### Assigned task
Your task is to copy every line of the records below that contains "ARCHICAD".

### Exercise data

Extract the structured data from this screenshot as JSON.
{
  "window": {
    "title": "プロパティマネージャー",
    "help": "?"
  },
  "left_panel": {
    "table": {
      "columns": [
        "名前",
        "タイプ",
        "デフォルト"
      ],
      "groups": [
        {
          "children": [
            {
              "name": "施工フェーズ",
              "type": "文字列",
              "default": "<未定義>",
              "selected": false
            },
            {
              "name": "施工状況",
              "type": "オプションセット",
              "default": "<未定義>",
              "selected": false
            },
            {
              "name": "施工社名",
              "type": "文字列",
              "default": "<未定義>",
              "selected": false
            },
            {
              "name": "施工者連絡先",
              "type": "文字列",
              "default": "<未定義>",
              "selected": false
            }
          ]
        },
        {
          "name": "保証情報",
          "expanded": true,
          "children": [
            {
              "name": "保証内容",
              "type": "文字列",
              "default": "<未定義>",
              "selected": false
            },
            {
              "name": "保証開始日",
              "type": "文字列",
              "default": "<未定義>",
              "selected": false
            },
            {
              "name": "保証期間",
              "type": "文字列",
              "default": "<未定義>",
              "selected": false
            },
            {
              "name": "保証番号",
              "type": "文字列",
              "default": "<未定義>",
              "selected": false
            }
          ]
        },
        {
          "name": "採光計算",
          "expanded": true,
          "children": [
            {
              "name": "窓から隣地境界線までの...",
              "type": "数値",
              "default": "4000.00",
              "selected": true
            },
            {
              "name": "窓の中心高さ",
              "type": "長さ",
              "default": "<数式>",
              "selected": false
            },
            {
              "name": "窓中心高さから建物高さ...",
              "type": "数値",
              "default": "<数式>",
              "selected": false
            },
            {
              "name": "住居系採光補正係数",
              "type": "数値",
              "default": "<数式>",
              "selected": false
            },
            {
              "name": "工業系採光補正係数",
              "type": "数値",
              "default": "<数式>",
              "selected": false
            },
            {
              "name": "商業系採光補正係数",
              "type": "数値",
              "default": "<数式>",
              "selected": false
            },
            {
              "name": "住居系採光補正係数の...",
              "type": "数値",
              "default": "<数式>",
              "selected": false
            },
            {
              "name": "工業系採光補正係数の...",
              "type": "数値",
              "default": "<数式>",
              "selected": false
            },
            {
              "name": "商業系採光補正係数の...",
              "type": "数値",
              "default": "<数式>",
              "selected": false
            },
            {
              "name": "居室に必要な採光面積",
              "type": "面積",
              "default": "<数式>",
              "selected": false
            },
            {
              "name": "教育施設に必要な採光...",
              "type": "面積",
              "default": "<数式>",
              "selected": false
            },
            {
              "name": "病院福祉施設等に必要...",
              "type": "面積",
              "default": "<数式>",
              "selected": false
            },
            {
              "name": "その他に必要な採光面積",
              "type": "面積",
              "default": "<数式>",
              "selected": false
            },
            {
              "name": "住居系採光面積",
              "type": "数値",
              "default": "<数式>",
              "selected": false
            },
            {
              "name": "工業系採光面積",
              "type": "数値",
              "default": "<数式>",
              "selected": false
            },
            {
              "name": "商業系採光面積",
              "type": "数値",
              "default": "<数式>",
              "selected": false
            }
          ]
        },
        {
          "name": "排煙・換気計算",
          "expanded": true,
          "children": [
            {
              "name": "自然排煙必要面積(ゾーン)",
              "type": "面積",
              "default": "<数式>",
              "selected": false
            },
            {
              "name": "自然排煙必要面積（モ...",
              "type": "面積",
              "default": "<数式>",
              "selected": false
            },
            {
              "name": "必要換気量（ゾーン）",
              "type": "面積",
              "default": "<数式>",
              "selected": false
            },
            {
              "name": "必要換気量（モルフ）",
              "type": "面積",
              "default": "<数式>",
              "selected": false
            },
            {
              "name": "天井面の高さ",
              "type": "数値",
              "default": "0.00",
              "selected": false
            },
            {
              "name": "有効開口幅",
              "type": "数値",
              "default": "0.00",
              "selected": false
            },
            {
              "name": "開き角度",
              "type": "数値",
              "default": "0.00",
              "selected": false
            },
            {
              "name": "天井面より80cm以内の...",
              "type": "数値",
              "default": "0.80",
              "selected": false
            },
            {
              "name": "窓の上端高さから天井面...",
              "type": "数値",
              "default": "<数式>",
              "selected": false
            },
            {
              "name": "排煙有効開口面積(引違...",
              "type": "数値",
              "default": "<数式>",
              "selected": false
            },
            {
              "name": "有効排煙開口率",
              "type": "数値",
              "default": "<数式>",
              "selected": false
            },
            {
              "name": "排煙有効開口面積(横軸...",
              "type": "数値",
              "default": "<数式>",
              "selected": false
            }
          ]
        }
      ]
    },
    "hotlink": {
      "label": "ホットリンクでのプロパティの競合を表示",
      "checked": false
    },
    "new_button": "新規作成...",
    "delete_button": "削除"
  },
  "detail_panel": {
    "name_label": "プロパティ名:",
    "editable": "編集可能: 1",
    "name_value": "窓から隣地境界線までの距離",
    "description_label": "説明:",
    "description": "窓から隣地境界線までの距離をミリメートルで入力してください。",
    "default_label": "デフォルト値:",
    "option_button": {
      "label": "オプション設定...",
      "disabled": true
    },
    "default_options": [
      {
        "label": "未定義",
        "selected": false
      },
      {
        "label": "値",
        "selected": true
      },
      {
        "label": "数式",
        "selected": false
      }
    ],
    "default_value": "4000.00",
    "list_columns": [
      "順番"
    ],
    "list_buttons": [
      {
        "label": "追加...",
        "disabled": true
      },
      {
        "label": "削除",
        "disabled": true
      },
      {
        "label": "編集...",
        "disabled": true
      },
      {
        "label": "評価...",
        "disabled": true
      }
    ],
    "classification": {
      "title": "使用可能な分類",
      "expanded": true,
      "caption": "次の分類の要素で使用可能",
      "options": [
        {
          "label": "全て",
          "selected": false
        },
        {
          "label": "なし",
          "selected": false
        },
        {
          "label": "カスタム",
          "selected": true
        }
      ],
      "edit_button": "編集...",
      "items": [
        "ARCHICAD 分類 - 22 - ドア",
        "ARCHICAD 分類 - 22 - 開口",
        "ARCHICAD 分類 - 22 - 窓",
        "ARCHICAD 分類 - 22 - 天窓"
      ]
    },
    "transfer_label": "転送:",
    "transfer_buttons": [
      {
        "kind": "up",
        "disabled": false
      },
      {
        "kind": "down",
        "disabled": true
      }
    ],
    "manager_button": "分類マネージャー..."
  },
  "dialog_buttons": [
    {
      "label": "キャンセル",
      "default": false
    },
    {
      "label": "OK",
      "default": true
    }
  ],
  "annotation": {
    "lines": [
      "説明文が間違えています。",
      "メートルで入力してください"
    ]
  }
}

### Response
        "ARCHICAD 分類 - 22 - ドア",
        "ARCHICAD 分類 - 22 - 開口",
        "ARCHICAD 分類 - 22 - 窓",
        "ARCHICAD 分類 - 22 - 天窓"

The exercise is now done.